For 15 years, I was the webmaster for the World Watusi Association (WWA), a non-profit organization dedicated to the promotion of African Ankole-Watusi cattle. The WWA is made of Ankole-Watusi ranchers and enthusiasts, and the website serves as an information hub for both members and non-members.
In 1999, the WWA needed a web presence to help the organization connect with both members and potential members who were geographically located all over the world, as well as promote the Ankole-Watusi cattle breed. This website needed to include membership information, breed information, and some way for members and others designated by the organization to manage content.
Moreover, all services would have to be free or donated, as the organization is a non-profit and on a very limited budget. Membership dues and animal registration fees accounted for the majority of income for the organization, with donations being practically non-existent. Printing costs were increasing, and limited organization events throughout the year meant little opportunity outside of word of mouth to reach potential members, hence a dwindling organzational budget.
The Internet, then in its infancy, was seen by the WWA Board of Directors as a vast and inexpensive way to promote both the breed and the organization, and hopefully increase both memberships and donations. As the website matured, the challenges moved towards more responsive design, and designs that appeal to more users. The website was redesigned several times, each time giving more and more thought to addressing what users needed from the website: responsive design, the ability to download documentation, editable PDF documents, pedigrees, and members only areas.
Unfortunately, not all businesses offer discounts for non-profits, or only offer discounts to certain types or those in certain sectors, so finding quality services for affordable prices was a constant struggle.
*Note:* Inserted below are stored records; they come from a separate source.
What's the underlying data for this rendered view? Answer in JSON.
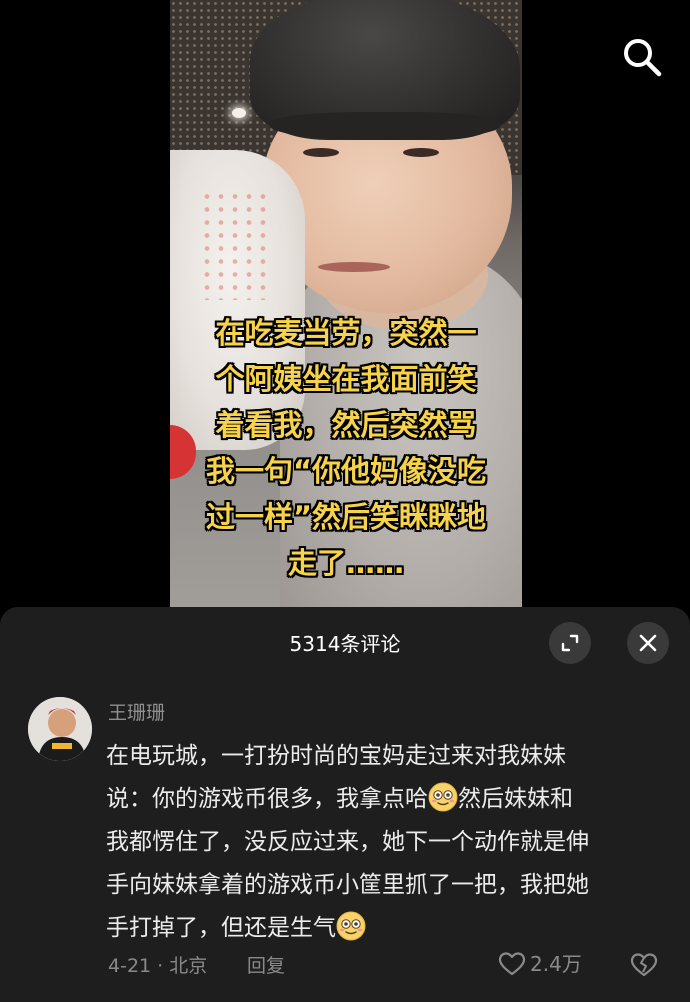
{
  "video": {
    "subtitle_lines": [
      "在吃麦当劳，突然一",
      "个阿姨坐在我面前笑",
      "着看我，然后突然骂",
      "我一句“你他妈像没吃",
      "过一样”然后笑眯眯地",
      "走了……"
    ],
    "search_icon": "search-icon"
  },
  "comments_panel": {
    "title": "5314条评论",
    "expand_icon": "expand-icon",
    "close_icon": "close-icon",
    "comment": {
      "username": "王珊珊",
      "lines": [
        "在电玩城，一打扮时尚的宝妈走过来对我妹妹",
        "说：你的游戏币很多，我拿点哈",
        "然后妹妹和",
        "我都愣住了，没反应过来，她下一个动作就是伸",
        "手向妹妹拿着的游戏币小筐里抓了一把，我把她",
        "手打掉了，但还是生气"
      ],
      "emoji": "smiling-face-emoji",
      "meta": "4-21 · 北京",
      "reply_label": "回复",
      "likes": "2.4万",
      "like_icon": "heart-icon",
      "dislike_icon": "broken-heart-icon"
    }
  },
  "colors": {
    "subtitle": "#f6d34a",
    "panel_bg": "#1e1e1e",
    "muted_text": "#8a8a8a"
  }
}
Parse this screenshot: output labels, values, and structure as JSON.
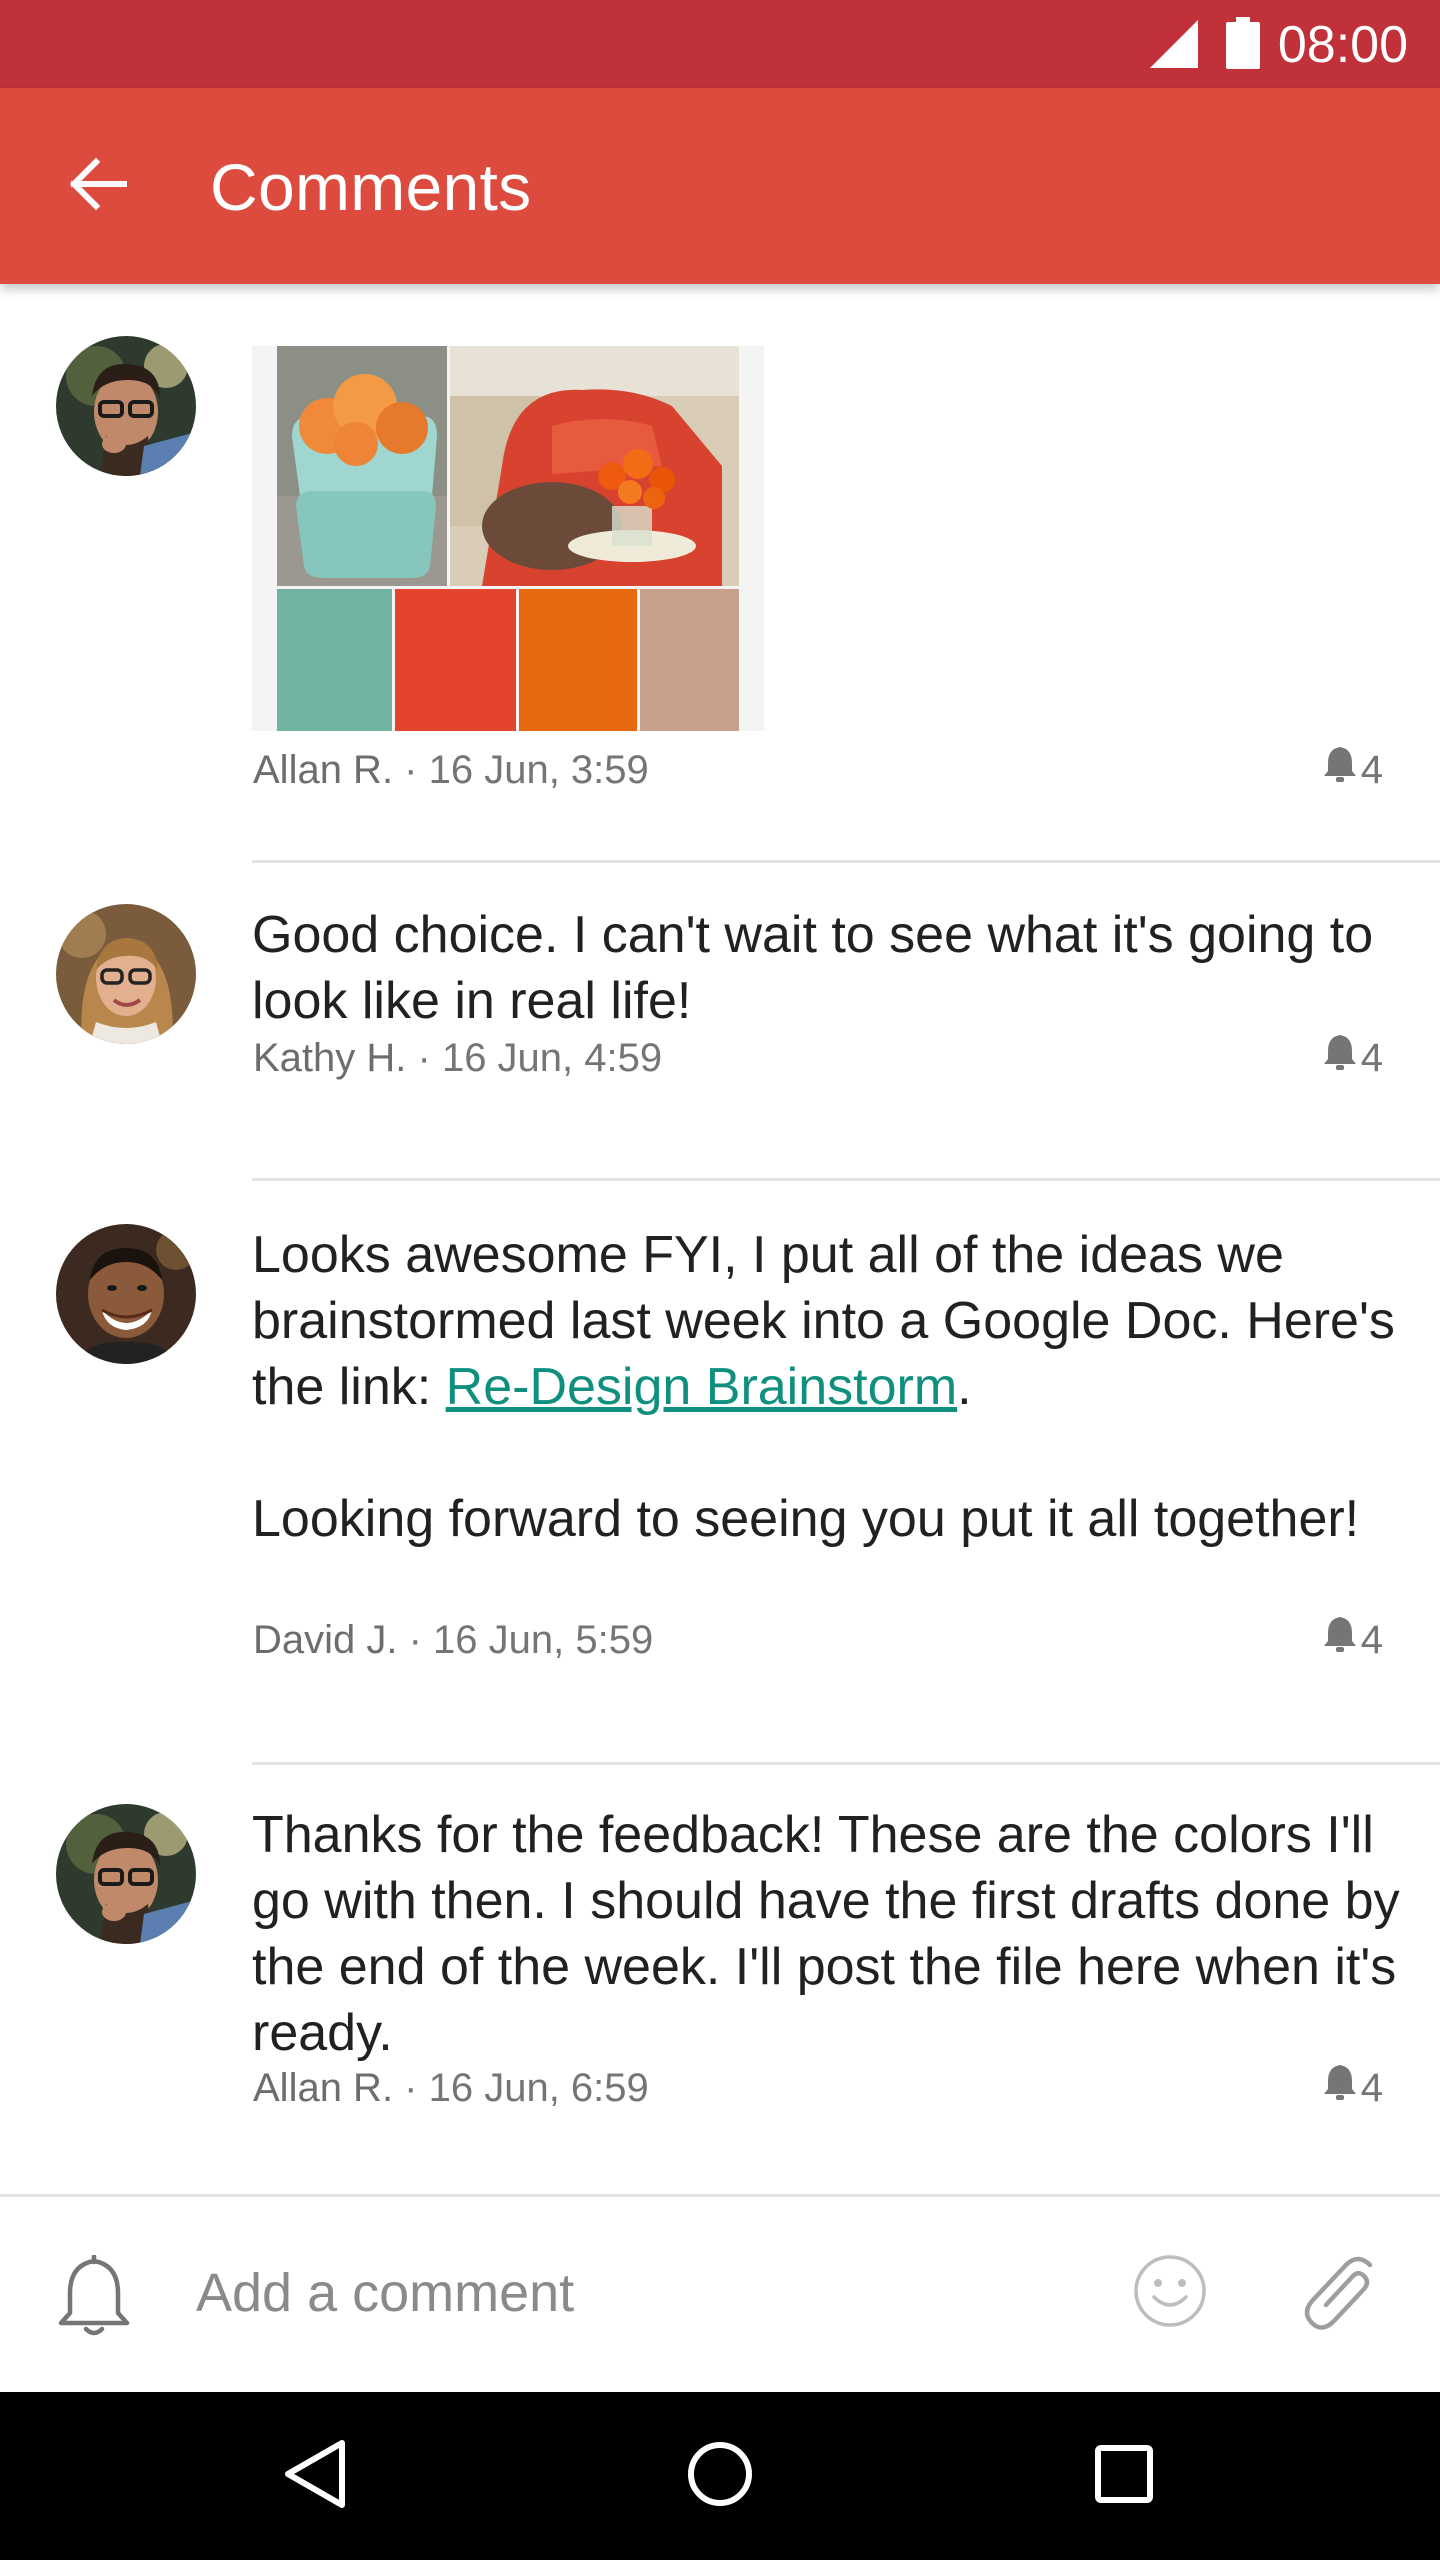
{
  "status_bar": {
    "time": "08:00",
    "signal_icon": "cellular-signal-icon",
    "battery_icon": "battery-full-icon"
  },
  "app_bar": {
    "title": "Comments",
    "back_icon": "arrow-back-icon"
  },
  "comments": [
    {
      "author": "Allan R.",
      "time": "16 Jun, 3:59",
      "notify_count": "4",
      "attachment": {
        "type": "image",
        "palette": [
          "#6fb3a0",
          "#e4432d",
          "#e8680f",
          "#c8a08e"
        ]
      }
    },
    {
      "author": "Kathy H.",
      "time": "16 Jun, 4:59",
      "notify_count": "4",
      "text": "Good choice. I can't wait to see what it's going to look like in real life!"
    },
    {
      "author": "David J.",
      "time": "16 Jun, 5:59",
      "notify_count": "4",
      "text_line1_pre": "Looks awesome FYI, I put all of the ideas we brainstormed last week into a Google Doc. Here's the link: ",
      "link_text": "Re-Design Brainstorm",
      "text_line1_post": ".",
      "text_para2": "Looking forward to seeing you put it all together!"
    },
    {
      "author": "Allan R.",
      "time": "16 Jun, 6:59",
      "notify_count": "4",
      "text": "Thanks for the feedback! These are the colors I'll go with then. I should have the first drafts done by the end of the week. I'll post the file here when it's ready."
    }
  ],
  "meta_separator": " · ",
  "compose": {
    "placeholder": "Add a comment",
    "bell_icon": "notification-bell-icon",
    "emoji_icon": "emoji-icon",
    "attach_icon": "attachment-paperclip-icon"
  },
  "colors": {
    "status_bar": "#c0313a",
    "app_bar": "#dd4b3e",
    "link": "#0f8f7e"
  }
}
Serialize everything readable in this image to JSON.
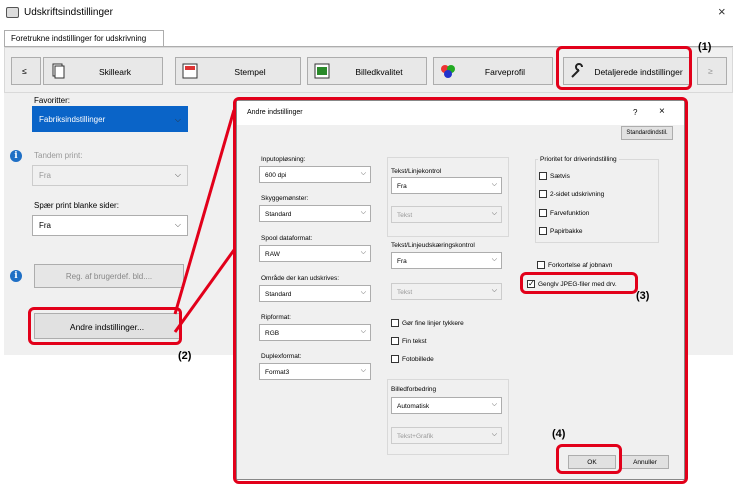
{
  "window": {
    "title": "Udskriftsindstillinger",
    "close_glyph": "×"
  },
  "tab": {
    "label": "Foretrukne indstillinger for udskrivning"
  },
  "toolbar": {
    "scroll_left": "≤",
    "scroll_right": "≥",
    "buttons": [
      {
        "label": "Skilleark",
        "icon": "pages-icon"
      },
      {
        "label": "Stempel",
        "icon": "stamp-icon"
      },
      {
        "label": "Billedkvalitet",
        "icon": "image-quality-icon"
      },
      {
        "label": "Farveprofil",
        "icon": "color-profile-icon"
      },
      {
        "label": "Detaljerede indstillinger",
        "icon": "wrench-icon"
      }
    ]
  },
  "left": {
    "favorites_label": "Favoritter:",
    "favorites_value": "Fabriksindstillinger",
    "tandem_label": "Tandem print:",
    "tandem_value": "Fra",
    "skip_blank_label": "Spær print blanke sider:",
    "skip_blank_value": "Fra",
    "reg_button": "Reg. af brugerdef. bld....",
    "other_button": "Andre indstillinger..."
  },
  "dialog": {
    "title": "Andre indstillinger",
    "help": "?",
    "close": "×",
    "default_button": "Standardindstil.",
    "input_resolution_label": "Inputopløsning:",
    "input_resolution_value": "600 dpi",
    "shade_pattern_label": "Skyggemønster:",
    "shade_pattern_value": "Standard",
    "spool_label": "Spool dataformat:",
    "spool_value": "RAW",
    "printable_area_label": "Område der kan udskrives:",
    "printable_area_value": "Standard",
    "rip_label": "Ripformat:",
    "rip_value": "RGB",
    "duplex_label": "Duplexformat:",
    "duplex_value": "Format3",
    "text_line_label": "Tekst/Linjekontrol",
    "text_line_value": "Fra",
    "text_line_sub_value": "Tekst",
    "text_edge_label": "Tekst/Linjeudskæringskontrol",
    "text_edge_value": "Fra",
    "text_edge_sub_value": "Tekst",
    "thin_lines": "Gør fine linjer tykkere",
    "fine_text": "Fin tekst",
    "photo_image": "Fotobillede",
    "image_improve_label": "Billedforbedring",
    "image_improve_value": "Automatisk",
    "image_improve_sub_value": "Tekst+Grafik",
    "priority_label": "Prioritet for driverindstilling",
    "priority_items": [
      "Sætvis",
      "2-sidet udskrivning",
      "Farvefunktion",
      "Papirbakke"
    ],
    "shorten_job": "Forkortelse af jobnavn",
    "mirror_jpeg": "Genglv JPEG-filer med drv.",
    "ok": "OK",
    "cancel": "Annuller"
  },
  "callouts": {
    "c1": "(1)",
    "c2": "(2)",
    "c3": "(3)",
    "c4": "(4)"
  },
  "colors": {
    "highlight": "#e2001a",
    "selection": "#0a64c8",
    "info": "#1f6fc5"
  }
}
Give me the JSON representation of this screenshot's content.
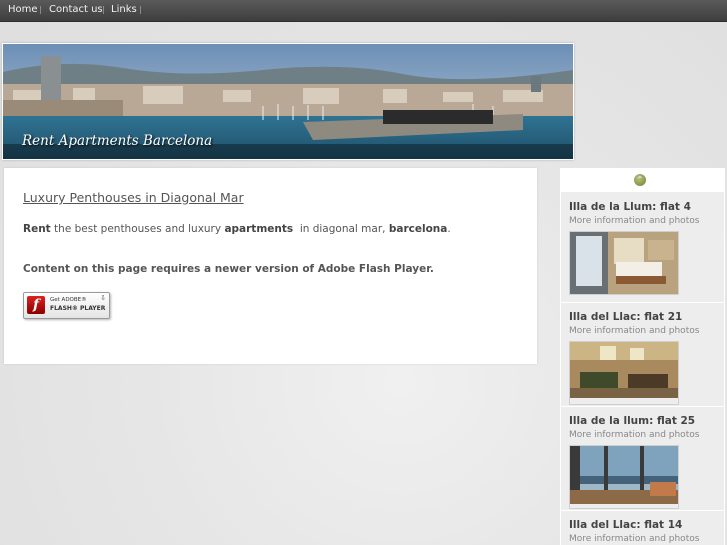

When first looking for a publishing platform and content management system (CMS) 2000, I turned to WordPress as a first choice; it turned out to be the last, and it is still runs the backend of the WWA website today.
WordPress has scaled up excellently with the WWA’s needs and its extensible nature means that the organization is never far from being able to implement whatever new feature they need. Even moving from hosting platform to hosting platform with WordPress has been relatively simple.
It’s also free and open source, which means that the code for the platform is developed openly and anyone can contribute or audit the codebase.
For this website I donated the following skills:
- Graphic design
- Web hosting - I provided the domain name, hosting, and technical administration of both.
- Technical administration - I maintained the WordPress, web server, and email server.
- Website maintenance - I donated content, technical, social and SEO maintenance. I was responsible for posting informative content about the Ankole-Watusi breed on the website and distributing that content among various channels. I maintained the WWA’s social networks including both Facebook and Twitter, and maintained SEO best practices both in the content and in the framework to ensure high rankings and increased website traffic.